**WHAT THE TASK REQUIRES:** Would you quote every entry exactly, dropping only the pictures?

• • • • • • •

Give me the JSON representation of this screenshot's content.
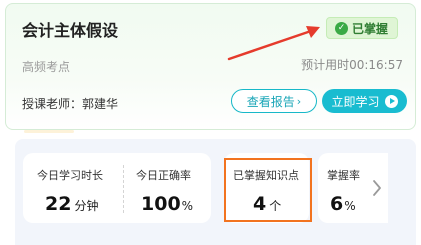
{
  "card": {
    "title": "会计主体假设",
    "badge": "已掌握",
    "tag": "高频考点",
    "estimated_time": "预计用时00:16:57",
    "teacher": "授课老师：郭建华",
    "report_button": "查看报告",
    "report_arrow": "›",
    "study_button": "立即学习"
  },
  "stats": {
    "study_time": {
      "label": "今日学习时长",
      "value": "22",
      "unit": "分钟"
    },
    "accuracy": {
      "label": "今日正确率",
      "value": "100",
      "unit": "%"
    },
    "mastered": {
      "label": "已掌握知识点",
      "value": "4",
      "unit": "个"
    },
    "mastery_rate": {
      "label": "掌握率",
      "value": "6",
      "unit": "%"
    }
  },
  "colors": {
    "accent": "#19bcd0",
    "badge_green": "#3aaa45",
    "highlight": "#f2731f",
    "annotation_arrow": "#e53b2c"
  }
}
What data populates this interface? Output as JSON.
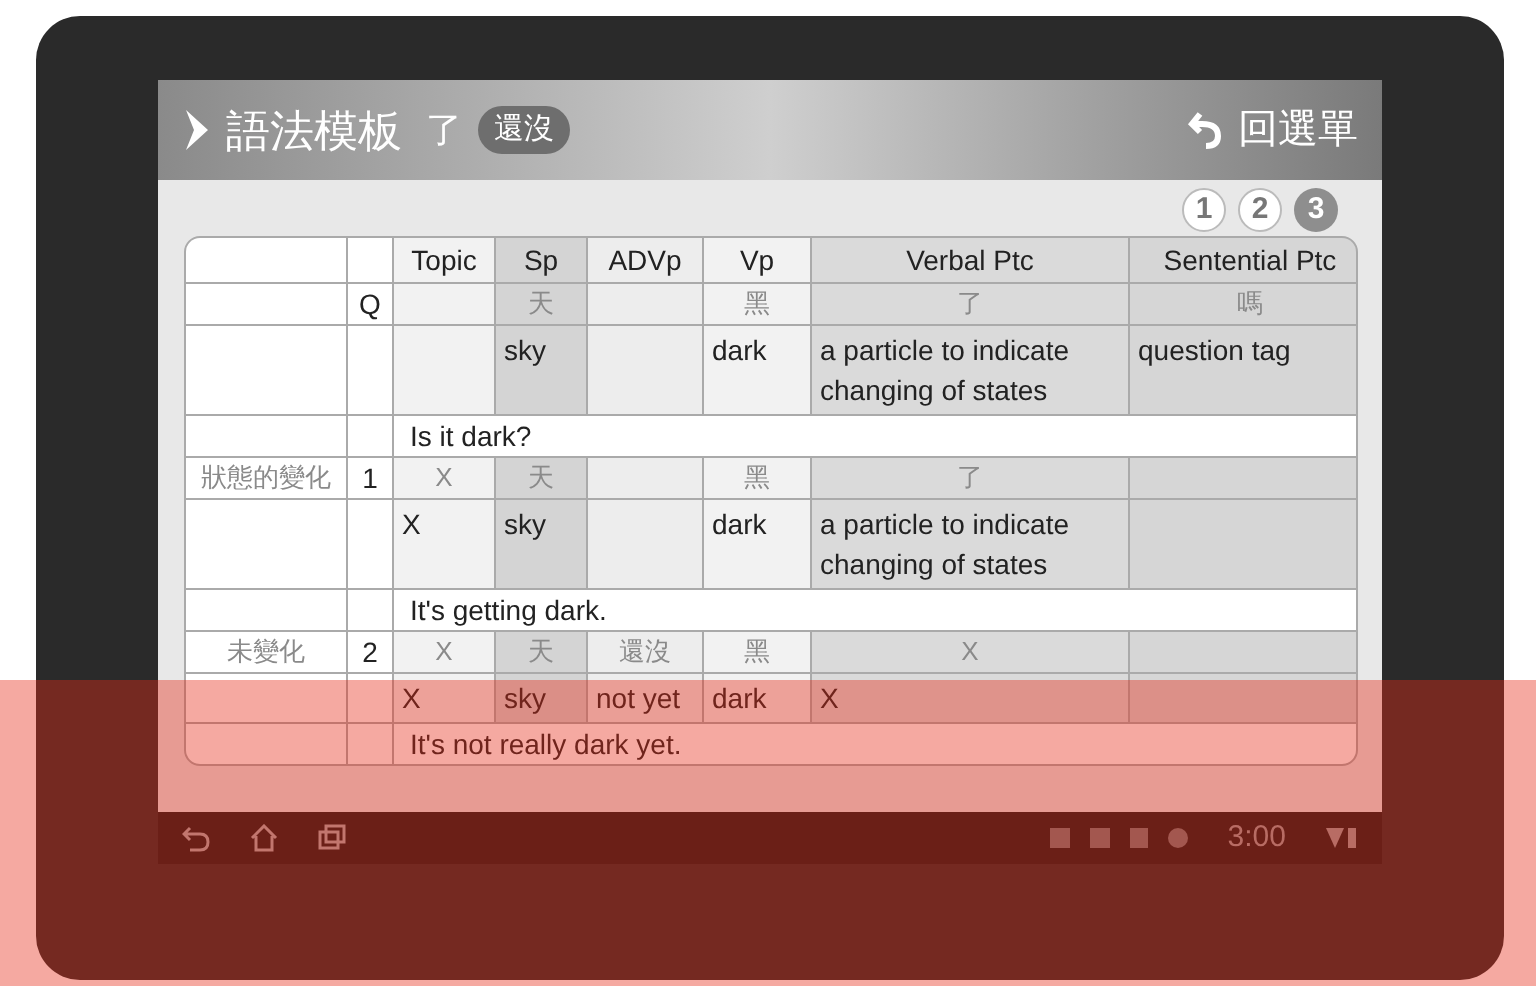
{
  "header": {
    "title": "語法模板",
    "particle": "了",
    "badge": "還沒",
    "back_button": "回選單"
  },
  "pages": [
    {
      "label": "1",
      "selected": false
    },
    {
      "label": "2",
      "selected": false
    },
    {
      "label": "3",
      "selected": true
    }
  ],
  "table": {
    "columns": [
      "Topic",
      "Sp",
      "ADVp",
      "Vp",
      "Verbal Ptc",
      "Sentential Ptc"
    ],
    "groups": [
      {
        "number": "Q",
        "words": {
          "sp": "天",
          "vp": "黑",
          "verbal_ptc": "了",
          "sentential_ptc": "嗎"
        },
        "gloss": {
          "sp": "sky",
          "vp": "dark",
          "verbal_ptc": "a particle to indicate changing of states",
          "sentential_ptc": "question tag"
        },
        "translation": "Is it dark?"
      },
      {
        "label": "狀態的變化",
        "number": "1",
        "words": {
          "topic": "X",
          "sp": "天",
          "vp": "黑",
          "verbal_ptc": "了"
        },
        "gloss": {
          "topic": "X",
          "sp": "sky",
          "vp": "dark",
          "verbal_ptc": "a particle to indicate changing of states"
        },
        "translation": "It's getting dark."
      },
      {
        "label": "未變化",
        "number": "2",
        "words": {
          "topic": "X",
          "sp": "天",
          "advp": "還沒",
          "vp": "黑",
          "verbal_ptc": "X"
        },
        "gloss": {
          "topic": "X",
          "sp": "sky",
          "advp": "not yet",
          "vp": "dark",
          "verbal_ptc": "X"
        },
        "translation": "It's not really dark yet."
      }
    ]
  },
  "status_bar": {
    "time": "3:00"
  }
}
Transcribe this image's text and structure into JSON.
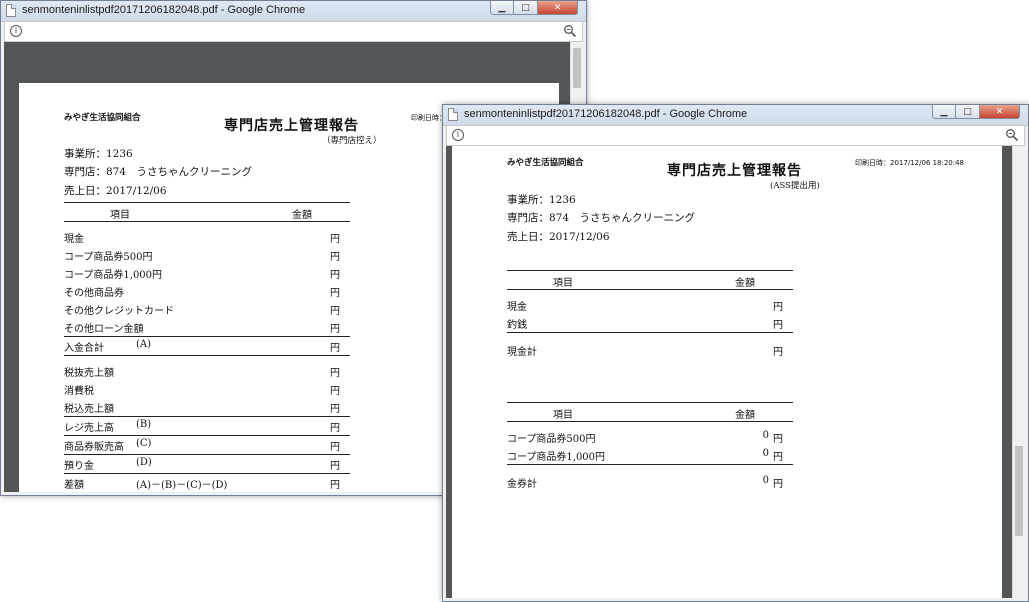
{
  "window1": {
    "title": "senmonteninlistpdf20171206182048.pdf - Google Chrome",
    "pdf": {
      "org": "みやぎ生活協同組合",
      "doc_title": "専門店売上管理報告",
      "copy_label": "（専門店控え）",
      "print_label": "印刷日時：",
      "office": "事業所：1236",
      "shop": "専門店：874　うさちゃんクリーニング",
      "sales_date": "売上日：2017/12/06",
      "col_item": "項目",
      "col_amount": "金額",
      "unit": "円",
      "rows": [
        {
          "label": "現金",
          "label2": ""
        },
        {
          "label": "コープ商品券500円",
          "label2": ""
        },
        {
          "label": "コープ商品券1,000円",
          "label2": ""
        },
        {
          "label": "その他商品券",
          "label2": ""
        },
        {
          "label": "その他クレジットカード",
          "label2": ""
        },
        {
          "label": "その他ローン金額",
          "label2": ""
        },
        {
          "label": "入金合計",
          "label2": "(A)"
        },
        {
          "label": "税抜売上額",
          "label2": ""
        },
        {
          "label": "消費税",
          "label2": ""
        },
        {
          "label": "税込売上額",
          "label2": ""
        },
        {
          "label": "レジ売上高",
          "label2": "(B)"
        },
        {
          "label": "商品券販売高",
          "label2": "(C)"
        },
        {
          "label": "預り金",
          "label2": "(D)"
        },
        {
          "label": "差額",
          "label2": "(A)－(B)－(C)－(D)"
        }
      ]
    }
  },
  "window2": {
    "title": "senmonteninlistpdf20171206182048.pdf - Google Chrome",
    "pdf": {
      "org": "みやぎ生活協同組合",
      "doc_title": "専門店売上管理報告",
      "copy_label": "(ASS提出用)",
      "print_datetime": "印刷日時：2017/12/06 18:20:48",
      "office": "事業所：1236",
      "shop": "専門店：874　うさちゃんクリーニング",
      "sales_date": "売上日：2017/12/06",
      "col_item": "項目",
      "col_amount": "金額",
      "unit": "円",
      "cash_rows": [
        {
          "label": "現金",
          "amount": ""
        },
        {
          "label": "釣銭",
          "amount": ""
        }
      ],
      "cash_total": {
        "label": "現金計",
        "amount": ""
      },
      "voucher_rows": [
        {
          "label": "コープ商品券500円",
          "amount": "0"
        },
        {
          "label": "コープ商品券1,000円",
          "amount": "0"
        }
      ],
      "voucher_total": {
        "label": "金券計",
        "amount": "0"
      }
    }
  },
  "icons": {
    "info": "info-icon",
    "zoom": "zoom-icon",
    "page": "page-icon",
    "minimize": "minimize-icon",
    "maximize": "maximize-icon",
    "close": "close-icon"
  }
}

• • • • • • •

**ANSWER:**
Give me the JSON representation of this screenshot's content.
{
  "card": {
    "title": "会计主体假设",
    "badge": "已掌握",
    "tag": "高频考点",
    "estimated_time": "预计用时00:16:57",
    "teacher": "授课老师：郭建华",
    "report_button": "查看报告",
    "report_arrow": "›",
    "study_button": "立即学习"
  },
  "stats": {
    "study_time": {
      "label": "今日学习时长",
      "value": "22",
      "unit": "分钟"
    },
    "accuracy": {
      "label": "今日正确率",
      "value": "100",
      "unit": "%"
    },
    "mastered": {
      "label": "已掌握知识点",
      "value": "4",
      "unit": "个"
    },
    "mastery_rate": {
      "label": "掌握率",
      "value": "6",
      "unit": "%"
    }
  },
  "colors": {
    "accent": "#19bcd0",
    "badge_green": "#3aaa45",
    "highlight": "#f2731f",
    "annotation_arrow": "#e53b2c"
  }
}
What data populates this interface? Output as JSON.
{
  "header": {
    "title": "語法模板",
    "particle": "了",
    "badge": "還沒",
    "back_button": "回選單"
  },
  "pages": [
    {
      "label": "1",
      "selected": false
    },
    {
      "label": "2",
      "selected": false
    },
    {
      "label": "3",
      "selected": true
    }
  ],
  "table": {
    "columns": [
      "Topic",
      "Sp",
      "ADVp",
      "Vp",
      "Verbal Ptc",
      "Sentential Ptc"
    ],
    "groups": [
      {
        "number": "Q",
        "words": {
          "sp": "天",
          "vp": "黑",
          "verbal_ptc": "了",
          "sentential_ptc": "嗎"
        },
        "gloss": {
          "sp": "sky",
          "vp": "dark",
          "verbal_ptc": "a particle to indicate changing of states",
          "sentential_ptc": "question tag"
        },
        "translation": "Is it dark?"
      },
      {
        "label": "狀態的變化",
        "number": "1",
        "words": {
          "topic": "X",
          "sp": "天",
          "vp": "黑",
          "verbal_ptc": "了"
        },
        "gloss": {
          "topic": "X",
          "sp": "sky",
          "vp": "dark",
          "verbal_ptc": "a particle to indicate changing of states"
        },
        "translation": "It's getting dark."
      },
      {
        "label": "未變化",
        "number": "2",
        "words": {
          "topic": "X",
          "sp": "天",
          "advp": "還沒",
          "vp": "黑",
          "verbal_ptc": "X"
        },
        "gloss": {
          "topic": "X",
          "sp": "sky",
          "advp": "not yet",
          "vp": "dark",
          "verbal_ptc": "X"
        },
        "translation": "It's not really dark yet."
      }
    ]
  },
  "status_bar": {
    "time": "3:00"
  }
}
Transcribe this image's text and structure into JSON.
{
  "window1": {
    "title": "senmonteninlistpdf20171206182048.pdf - Google Chrome",
    "pdf": {
      "org": "みやぎ生活協同組合",
      "doc_title": "専門店売上管理報告",
      "copy_label": "（専門店控え）",
      "print_label": "印刷日時：",
      "office": "事業所：1236",
      "shop": "専門店：874　うさちゃんクリーニング",
      "sales_date": "売上日：2017/12/06",
      "col_item": "項目",
      "col_amount": "金額",
      "unit": "円",
      "rows": [
        {
          "label": "現金",
          "label2": ""
        },
        {
          "label": "コープ商品券500円",
          "label2": ""
        },
        {
          "label": "コープ商品券1,000円",
          "label2": ""
        },
        {
          "label": "その他商品券",
          "label2": ""
        },
        {
          "label": "その他クレジットカード",
          "label2": ""
        },
        {
          "label": "その他ローン金額",
          "label2": ""
        },
        {
          "label": "入金合計",
          "label2": "(A)"
        },
        {
          "label": "税抜売上額",
          "label2": ""
        },
        {
          "label": "消費税",
          "label2": ""
        },
        {
          "label": "税込売上額",
          "label2": ""
        },
        {
          "label": "レジ売上高",
          "label2": "(B)"
        },
        {
          "label": "商品券販売高",
          "label2": "(C)"
        },
        {
          "label": "預り金",
          "label2": "(D)"
        },
        {
          "label": "差額",
          "label2": "(A)－(B)－(C)－(D)"
        }
      ]
    }
  },
  "window2": {
    "title": "senmonteninlistpdf20171206182048.pdf - Google Chrome",
    "pdf": {
      "org": "みやぎ生活協同組合",
      "doc_title": "専門店売上管理報告",
      "copy_label": "(ASS提出用)",
      "print_datetime": "印刷日時：2017/12/06 18:20:48",
      "office": "事業所：1236",
      "shop": "専門店：874　うさちゃんクリーニング",
      "sales_date": "売上日：2017/12/06",
      "col_item": "項目",
      "col_amount": "金額",
      "unit": "円",
      "cash_rows": [
        {
          "label": "現金",
          "amount": ""
        },
        {
          "label": "釣銭",
          "amount": ""
        }
      ],
      "cash_total": {
        "label": "現金計",
        "amount": ""
      },
      "voucher_rows": [
        {
          "label": "コープ商品券500円",
          "amount": "0"
        },
        {
          "label": "コープ商品券1,000円",
          "amount": "0"
        }
      ],
      "voucher_total": {
        "label": "金券計",
        "amount": "0"
      }
    }
  },
  "icons": {
    "info": "info-icon",
    "zoom": "zoom-icon",
    "page": "page-icon",
    "minimize": "minimize-icon",
    "maximize": "maximize-icon",
    "close": "close-icon"
  }
}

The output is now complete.